198:552 is an introductory graduate course in computer networks. This course will provide an understanding of the fundamental principles by which the Internet, and in general computer networks, are built and operated. Students will gain experience with state of the art tools in the field and have the option to work on an original research project with the instructor.
The Internet is an exciting place with its many services that we, as consumers, take for granted. But how does this global communication infrastructure work? What goes into the core and the periphery of this infrastructure? What does it take to build a large Internet service? How can an Internet service ensure that it provides the best possible user experience? How can service developers and operators ensure that network infrastructure is functioning reliably and correctly? How have the answers to these questions evolved over time, and what lies ahead?
This course will attempt to answer the questions above by describing the foundational principles by which large computer networks and applications atop them are designed and maintained. We will examine the ways in which those principles have been applied in existing research literature and production systems, with a keen eye on learning the details of real-world implementations and learning how to comprehensively evaluate such implementations. Students can expect to leave the course with a deep understanding of the state-of-the-art of networking, and apply this understanding towards techology industry positions or further research through graduate studies in the area.

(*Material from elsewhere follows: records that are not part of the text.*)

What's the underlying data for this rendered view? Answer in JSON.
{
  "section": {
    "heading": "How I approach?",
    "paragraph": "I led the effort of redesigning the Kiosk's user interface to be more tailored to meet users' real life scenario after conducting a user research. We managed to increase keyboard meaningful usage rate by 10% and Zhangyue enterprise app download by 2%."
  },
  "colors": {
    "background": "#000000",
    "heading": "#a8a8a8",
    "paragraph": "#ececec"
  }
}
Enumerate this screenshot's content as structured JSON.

The course does not assume any familiarity with undergraduate-level computer networking. There will be a summary of relevant topics in the first few lectures. The instructor will provide supplementary readings for specific lecture material where requested by students. The course will cover a number of research papers spanning a mix of classic and recent research literature.

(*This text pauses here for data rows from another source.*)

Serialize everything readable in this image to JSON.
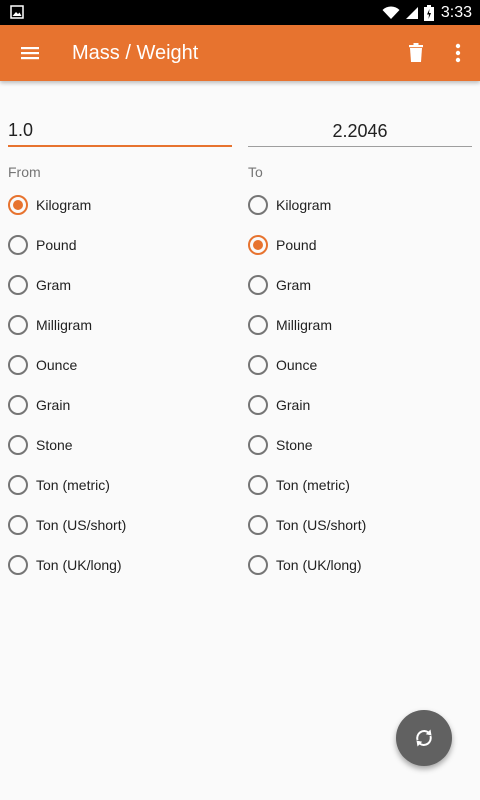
{
  "status_bar": {
    "time": "3:33",
    "icons": [
      "gallery-icon",
      "wifi-icon",
      "signal-icon",
      "battery-icon"
    ]
  },
  "app_bar": {
    "title": "Mass / Weight",
    "icons": [
      "menu-icon",
      "delete-icon",
      "more-vert-icon"
    ]
  },
  "from": {
    "value": "1.0",
    "label": "From",
    "units": [
      "Kilogram",
      "Pound",
      "Gram",
      "Milligram",
      "Ounce",
      "Grain",
      "Stone",
      "Ton (metric)",
      "Ton (US/short)",
      "Ton (UK/long)"
    ],
    "selected": "Kilogram"
  },
  "to": {
    "value": "2.2046",
    "label": "To",
    "units": [
      "Kilogram",
      "Pound",
      "Gram",
      "Milligram",
      "Ounce",
      "Grain",
      "Stone",
      "Ton (metric)",
      "Ton (US/short)",
      "Ton (UK/long)"
    ],
    "selected": "Pound"
  },
  "fab": {
    "icon": "swap-icon"
  },
  "colors": {
    "accent": "#e7732f",
    "fab": "#616161",
    "background": "#fafafa"
  }
}
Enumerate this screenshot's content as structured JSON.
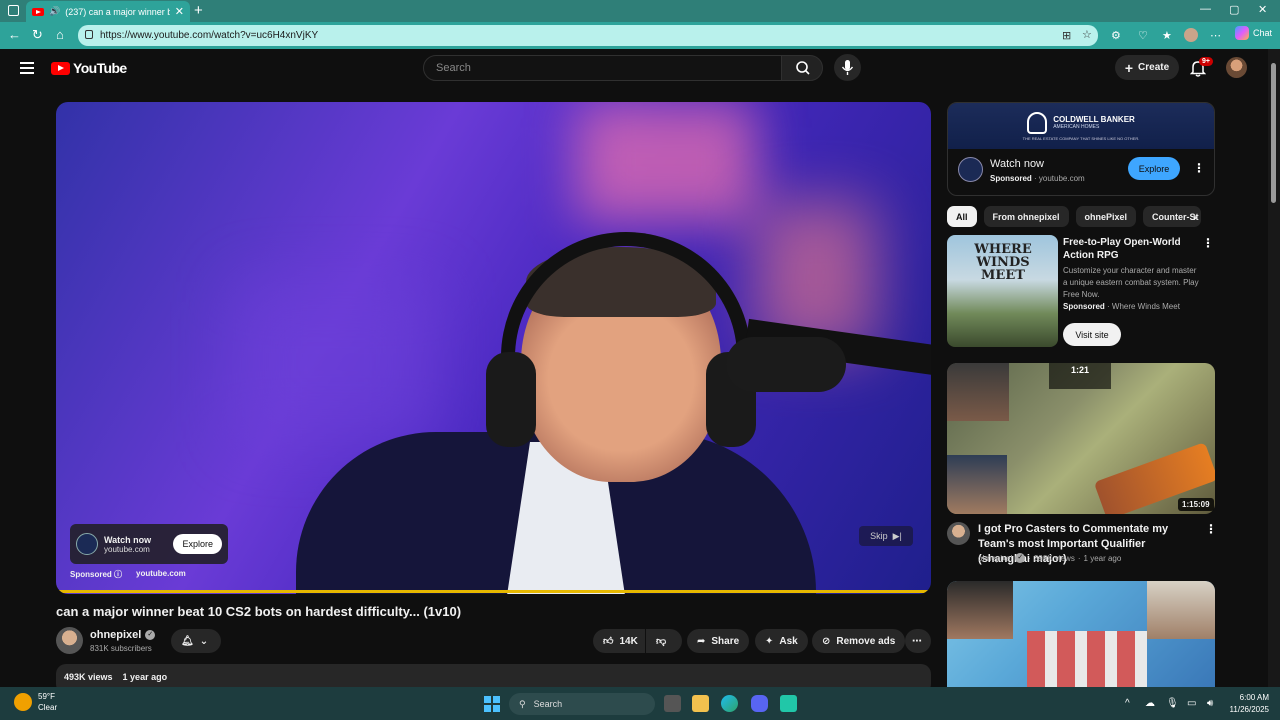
{
  "browser": {
    "tab_title": "(237) can a major winner be...",
    "url": "https://www.youtube.com/watch?v=uc6H4xnVjKY",
    "chat_label": "Chat"
  },
  "header": {
    "logo_text": "YouTube",
    "search_placeholder": "Search",
    "create_label": "Create",
    "notification_count": "9+"
  },
  "video": {
    "title": "can a major winner beat 10 CS2 bots on hardest difficulty... (1v10)",
    "overlay_ad": {
      "title": "Watch now",
      "domain": "youtube.com",
      "button": "Explore",
      "sponsored": "Sponsored",
      "footer_domain": "youtube.com"
    },
    "skip_label": "Skip",
    "progress": 1.0
  },
  "channel": {
    "name": "ohnepixel",
    "subscribers": "831K subscribers"
  },
  "actions": {
    "likes": "14K",
    "share": "Share",
    "ask": "Ask",
    "remove_ads": "Remove ads"
  },
  "description": {
    "views": "493K views",
    "age": "1 year ago"
  },
  "sidebar": {
    "ad": {
      "brand_line1": "COLDWELL BANKER",
      "brand_line2": "AMERICAN HOMES",
      "tagline": "THE REAL ESTATE COMPANY THAT SHINES LIKE NO OTHER.",
      "title": "Watch now",
      "sponsored": "Sponsored",
      "domain": "youtube.com",
      "button": "Explore"
    },
    "chips": [
      "All",
      "From ohnepixel",
      "ohnePixel",
      "Counter-St"
    ],
    "sponsored_item": {
      "thumb_text": "WHERE WINDS MEET",
      "title": "Free-to-Play Open-World Action RPG",
      "desc": "Customize your character and master a unique eastern combat system. Play Free Now.",
      "sponsored": "Sponsored",
      "advertiser": "Where Winds Meet",
      "button": "Visit site"
    },
    "video2": {
      "hud_time": "1:21",
      "duration": "1:15:09",
      "title": "I got Pro Casters to Commentate my Team's most Important Qualifier (shanghai major)",
      "channel": "ohnepixel",
      "views": "398K views",
      "age": "1 year ago"
    }
  },
  "taskbar": {
    "temp": "59°F",
    "condition": "Clear",
    "search": "Search",
    "time": "6:00 AM",
    "date": "11/26/2025"
  }
}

Recorded lecture materials will be released every Tuesday and will be available on the course web page. This course also uses the Sakai course management system. Students are expected to read the assigned readings diligently and to participate significantly in reviewing and discussing technical papers on the hotCRP system (see assessments). Students will work on two or three programming homeworks, as well as a programming project that will span the entire semester (see project requirements). Course projects must involve significant programming and may constitute original research and development occurring with guidance from the instructor.

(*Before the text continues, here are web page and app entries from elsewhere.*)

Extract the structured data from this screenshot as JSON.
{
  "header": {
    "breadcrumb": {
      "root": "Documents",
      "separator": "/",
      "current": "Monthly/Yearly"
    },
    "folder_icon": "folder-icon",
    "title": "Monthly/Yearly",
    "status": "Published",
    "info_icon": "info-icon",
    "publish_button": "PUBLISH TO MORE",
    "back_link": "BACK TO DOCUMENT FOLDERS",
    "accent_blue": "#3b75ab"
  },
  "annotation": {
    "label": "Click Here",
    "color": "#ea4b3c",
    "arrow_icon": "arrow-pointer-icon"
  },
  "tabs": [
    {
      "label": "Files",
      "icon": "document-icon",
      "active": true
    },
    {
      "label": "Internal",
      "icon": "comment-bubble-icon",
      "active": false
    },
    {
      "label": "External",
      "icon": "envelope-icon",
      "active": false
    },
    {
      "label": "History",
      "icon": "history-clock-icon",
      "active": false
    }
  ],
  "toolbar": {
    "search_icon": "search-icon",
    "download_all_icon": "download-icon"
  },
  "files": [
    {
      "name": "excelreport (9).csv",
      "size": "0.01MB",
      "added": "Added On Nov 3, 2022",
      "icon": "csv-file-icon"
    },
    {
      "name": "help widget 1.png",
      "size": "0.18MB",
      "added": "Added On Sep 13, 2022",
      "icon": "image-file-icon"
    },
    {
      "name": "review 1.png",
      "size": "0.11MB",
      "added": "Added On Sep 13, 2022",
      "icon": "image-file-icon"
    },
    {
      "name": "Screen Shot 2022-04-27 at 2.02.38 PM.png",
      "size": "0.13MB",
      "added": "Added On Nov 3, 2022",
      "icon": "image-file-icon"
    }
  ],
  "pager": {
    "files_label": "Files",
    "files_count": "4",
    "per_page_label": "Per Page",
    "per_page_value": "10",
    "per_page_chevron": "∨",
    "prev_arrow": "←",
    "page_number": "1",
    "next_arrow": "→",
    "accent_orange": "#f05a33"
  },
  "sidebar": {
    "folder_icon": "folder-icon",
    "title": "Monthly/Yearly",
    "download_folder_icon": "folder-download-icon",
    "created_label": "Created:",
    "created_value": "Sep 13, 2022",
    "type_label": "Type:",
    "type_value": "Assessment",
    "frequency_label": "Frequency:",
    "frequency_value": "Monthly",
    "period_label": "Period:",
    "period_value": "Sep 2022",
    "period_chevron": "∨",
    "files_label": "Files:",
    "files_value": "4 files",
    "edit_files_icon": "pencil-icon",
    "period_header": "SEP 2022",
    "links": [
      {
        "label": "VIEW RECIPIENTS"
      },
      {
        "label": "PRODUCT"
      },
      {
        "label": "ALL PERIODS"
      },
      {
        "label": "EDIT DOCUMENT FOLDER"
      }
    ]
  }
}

Course-related communication (e.g., announcements) will happen primarily over Sakai, the course web page, and a Slack workspace. Students are welcome and encouraged to post questions and discussion material to the class Slack workspace. Instructions to join this workspace will be sent out over email.
In general, in this course, open discussions and collaborations are welcome and encouraged. However, all written work and software must be your own. If you used a library software you found on the Internet for a programming assignment or a project, you must reference and credit the source appropriately. If you discussed a paper with your friend, you must mention who you worked with in your paper review.
Violations of the academic integrity policies will be taken very seriously. Ignorance of the policies will not be considered excusable if you are found in violation.
Last updated: 2020-11-30 16:42:41 -0500 [validate xhtml]